» **Aim of the exercise**
Every line with "What" in it should be copied from the data.

» **Exercise data**
::::
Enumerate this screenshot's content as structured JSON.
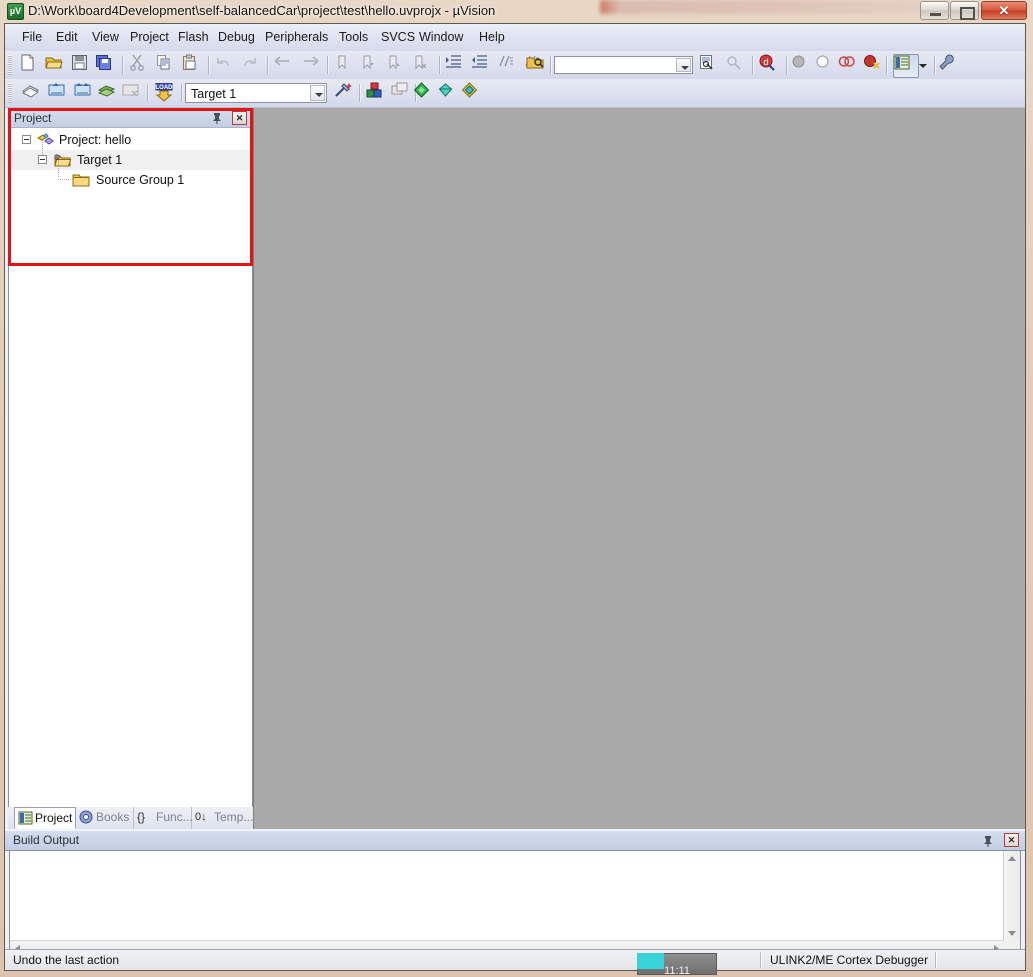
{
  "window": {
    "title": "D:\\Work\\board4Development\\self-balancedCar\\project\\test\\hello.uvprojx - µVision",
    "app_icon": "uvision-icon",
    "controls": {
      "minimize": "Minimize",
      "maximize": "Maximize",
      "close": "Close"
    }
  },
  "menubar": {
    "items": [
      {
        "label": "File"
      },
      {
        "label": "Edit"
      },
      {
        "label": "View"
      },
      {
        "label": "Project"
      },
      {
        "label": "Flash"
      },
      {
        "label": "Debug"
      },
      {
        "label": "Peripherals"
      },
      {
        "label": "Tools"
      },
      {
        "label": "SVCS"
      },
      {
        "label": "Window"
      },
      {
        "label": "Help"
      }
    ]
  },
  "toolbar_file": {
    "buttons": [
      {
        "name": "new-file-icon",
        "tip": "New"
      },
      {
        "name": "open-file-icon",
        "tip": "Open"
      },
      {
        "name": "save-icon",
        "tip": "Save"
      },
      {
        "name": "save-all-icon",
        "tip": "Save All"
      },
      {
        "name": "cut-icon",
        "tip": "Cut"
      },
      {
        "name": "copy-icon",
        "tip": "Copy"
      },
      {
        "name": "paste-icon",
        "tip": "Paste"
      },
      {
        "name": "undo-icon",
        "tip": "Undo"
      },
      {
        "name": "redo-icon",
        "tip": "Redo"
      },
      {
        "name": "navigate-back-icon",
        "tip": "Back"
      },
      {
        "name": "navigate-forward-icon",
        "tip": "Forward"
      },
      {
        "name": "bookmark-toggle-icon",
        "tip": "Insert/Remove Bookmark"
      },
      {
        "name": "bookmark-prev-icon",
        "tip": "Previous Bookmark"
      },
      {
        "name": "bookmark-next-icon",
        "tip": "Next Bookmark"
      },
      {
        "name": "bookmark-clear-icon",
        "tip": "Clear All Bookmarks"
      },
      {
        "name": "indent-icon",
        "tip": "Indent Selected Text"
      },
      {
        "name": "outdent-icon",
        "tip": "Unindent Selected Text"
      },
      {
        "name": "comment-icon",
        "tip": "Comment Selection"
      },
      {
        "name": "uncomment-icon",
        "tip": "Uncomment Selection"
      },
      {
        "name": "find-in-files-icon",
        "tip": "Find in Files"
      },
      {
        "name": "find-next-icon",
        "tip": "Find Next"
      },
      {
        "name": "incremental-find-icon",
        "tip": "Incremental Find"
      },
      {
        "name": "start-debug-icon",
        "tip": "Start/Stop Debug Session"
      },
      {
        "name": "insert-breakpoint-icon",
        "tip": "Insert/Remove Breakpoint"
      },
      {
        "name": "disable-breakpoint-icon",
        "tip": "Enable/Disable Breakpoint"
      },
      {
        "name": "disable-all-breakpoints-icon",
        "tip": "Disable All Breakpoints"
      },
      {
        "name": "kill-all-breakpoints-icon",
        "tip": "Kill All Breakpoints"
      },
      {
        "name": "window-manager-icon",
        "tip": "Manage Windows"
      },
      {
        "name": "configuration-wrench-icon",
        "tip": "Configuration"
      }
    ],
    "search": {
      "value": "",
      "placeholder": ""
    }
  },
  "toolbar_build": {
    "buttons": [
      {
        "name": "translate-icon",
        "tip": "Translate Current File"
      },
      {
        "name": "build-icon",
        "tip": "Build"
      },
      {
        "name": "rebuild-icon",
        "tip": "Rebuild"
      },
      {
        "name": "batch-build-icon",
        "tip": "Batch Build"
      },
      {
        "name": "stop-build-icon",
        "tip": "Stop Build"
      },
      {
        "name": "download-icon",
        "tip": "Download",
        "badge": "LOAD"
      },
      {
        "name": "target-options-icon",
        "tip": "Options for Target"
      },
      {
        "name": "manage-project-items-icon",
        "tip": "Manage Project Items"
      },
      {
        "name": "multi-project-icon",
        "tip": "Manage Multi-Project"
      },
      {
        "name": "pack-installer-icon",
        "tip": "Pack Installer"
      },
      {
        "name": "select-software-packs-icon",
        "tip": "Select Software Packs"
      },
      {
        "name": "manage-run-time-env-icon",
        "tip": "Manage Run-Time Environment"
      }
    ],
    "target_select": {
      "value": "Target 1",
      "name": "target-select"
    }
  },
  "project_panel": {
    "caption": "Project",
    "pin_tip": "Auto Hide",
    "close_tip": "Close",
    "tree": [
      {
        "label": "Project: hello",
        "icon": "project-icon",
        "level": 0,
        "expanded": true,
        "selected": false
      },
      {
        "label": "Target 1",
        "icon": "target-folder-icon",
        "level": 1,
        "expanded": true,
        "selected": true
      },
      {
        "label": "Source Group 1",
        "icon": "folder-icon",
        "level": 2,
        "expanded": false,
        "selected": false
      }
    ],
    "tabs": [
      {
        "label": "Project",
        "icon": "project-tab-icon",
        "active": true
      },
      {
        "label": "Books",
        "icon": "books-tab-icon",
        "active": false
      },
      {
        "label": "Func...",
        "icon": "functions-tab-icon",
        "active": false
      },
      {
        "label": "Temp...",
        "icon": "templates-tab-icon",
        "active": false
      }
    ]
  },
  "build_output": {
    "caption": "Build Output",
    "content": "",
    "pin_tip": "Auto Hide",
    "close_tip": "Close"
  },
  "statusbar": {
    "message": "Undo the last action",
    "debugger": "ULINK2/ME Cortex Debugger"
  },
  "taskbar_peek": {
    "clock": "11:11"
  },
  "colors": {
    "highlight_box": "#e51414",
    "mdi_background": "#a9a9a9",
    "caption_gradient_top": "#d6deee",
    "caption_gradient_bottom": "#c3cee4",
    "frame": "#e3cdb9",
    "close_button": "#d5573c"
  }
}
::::
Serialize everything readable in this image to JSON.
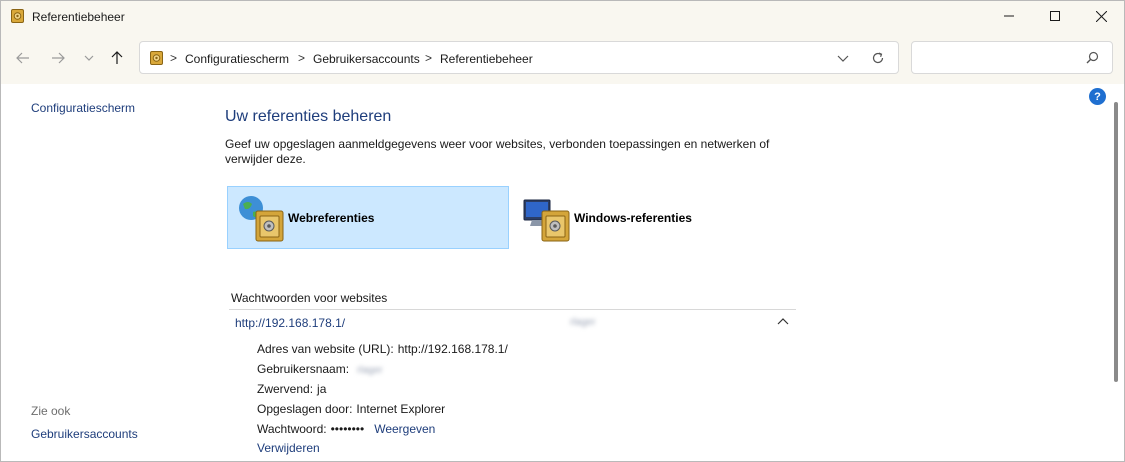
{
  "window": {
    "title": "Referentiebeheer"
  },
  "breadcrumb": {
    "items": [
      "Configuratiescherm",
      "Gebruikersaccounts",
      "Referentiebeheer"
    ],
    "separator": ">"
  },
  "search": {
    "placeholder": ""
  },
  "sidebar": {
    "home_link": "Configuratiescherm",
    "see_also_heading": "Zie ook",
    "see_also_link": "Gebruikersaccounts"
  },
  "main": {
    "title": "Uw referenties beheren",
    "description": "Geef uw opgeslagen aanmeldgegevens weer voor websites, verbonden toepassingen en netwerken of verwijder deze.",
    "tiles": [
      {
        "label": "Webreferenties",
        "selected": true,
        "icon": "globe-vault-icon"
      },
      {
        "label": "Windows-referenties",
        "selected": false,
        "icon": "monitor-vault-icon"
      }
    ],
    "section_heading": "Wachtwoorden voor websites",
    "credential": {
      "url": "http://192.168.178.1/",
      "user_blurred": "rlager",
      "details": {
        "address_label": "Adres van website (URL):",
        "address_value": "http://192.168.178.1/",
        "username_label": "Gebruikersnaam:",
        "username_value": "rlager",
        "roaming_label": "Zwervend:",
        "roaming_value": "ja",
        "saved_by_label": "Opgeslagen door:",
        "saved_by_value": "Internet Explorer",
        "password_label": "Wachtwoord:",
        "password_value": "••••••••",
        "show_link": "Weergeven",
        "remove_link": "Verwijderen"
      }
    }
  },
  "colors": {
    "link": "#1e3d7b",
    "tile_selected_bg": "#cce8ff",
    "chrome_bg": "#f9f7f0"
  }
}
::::
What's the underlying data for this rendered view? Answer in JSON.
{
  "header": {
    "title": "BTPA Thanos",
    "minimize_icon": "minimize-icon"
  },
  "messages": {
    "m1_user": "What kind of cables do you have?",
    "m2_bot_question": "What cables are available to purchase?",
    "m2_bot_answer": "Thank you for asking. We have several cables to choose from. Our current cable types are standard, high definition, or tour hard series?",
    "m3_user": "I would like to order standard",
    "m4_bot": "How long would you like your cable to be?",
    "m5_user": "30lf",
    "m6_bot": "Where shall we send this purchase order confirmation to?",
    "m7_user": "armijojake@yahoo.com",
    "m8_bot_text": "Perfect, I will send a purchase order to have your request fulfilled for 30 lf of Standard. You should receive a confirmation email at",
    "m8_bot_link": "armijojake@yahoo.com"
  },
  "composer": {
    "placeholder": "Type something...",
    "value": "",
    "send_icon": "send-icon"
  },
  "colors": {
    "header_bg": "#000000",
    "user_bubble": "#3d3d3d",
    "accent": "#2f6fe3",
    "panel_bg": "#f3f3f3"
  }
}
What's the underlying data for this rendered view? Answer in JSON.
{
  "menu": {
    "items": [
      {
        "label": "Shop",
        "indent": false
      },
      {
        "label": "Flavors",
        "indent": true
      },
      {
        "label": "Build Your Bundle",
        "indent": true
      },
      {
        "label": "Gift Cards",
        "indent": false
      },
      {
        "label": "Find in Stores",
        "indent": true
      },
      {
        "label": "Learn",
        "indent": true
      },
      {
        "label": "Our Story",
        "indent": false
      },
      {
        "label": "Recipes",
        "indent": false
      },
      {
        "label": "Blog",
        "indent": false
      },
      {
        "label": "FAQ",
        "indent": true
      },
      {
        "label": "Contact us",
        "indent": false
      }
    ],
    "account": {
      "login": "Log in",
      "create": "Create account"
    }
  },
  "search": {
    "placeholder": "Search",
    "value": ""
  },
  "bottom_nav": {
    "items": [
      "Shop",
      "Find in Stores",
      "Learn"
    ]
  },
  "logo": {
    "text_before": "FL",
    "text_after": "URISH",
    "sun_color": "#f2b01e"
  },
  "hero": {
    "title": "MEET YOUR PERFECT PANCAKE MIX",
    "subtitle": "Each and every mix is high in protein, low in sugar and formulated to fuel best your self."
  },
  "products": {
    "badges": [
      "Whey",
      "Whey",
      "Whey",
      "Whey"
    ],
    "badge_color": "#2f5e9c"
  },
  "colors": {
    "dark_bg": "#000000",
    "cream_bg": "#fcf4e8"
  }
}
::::
» **Exercise solution**
What's the underlying data for this rendered view? Answer in JSON.
    "m1_user": "What kind of cables do you have?",
    "m2_bot_question": "What cables are available to purchase?",
What's the underlying data for this rendered view? Answer in JSON.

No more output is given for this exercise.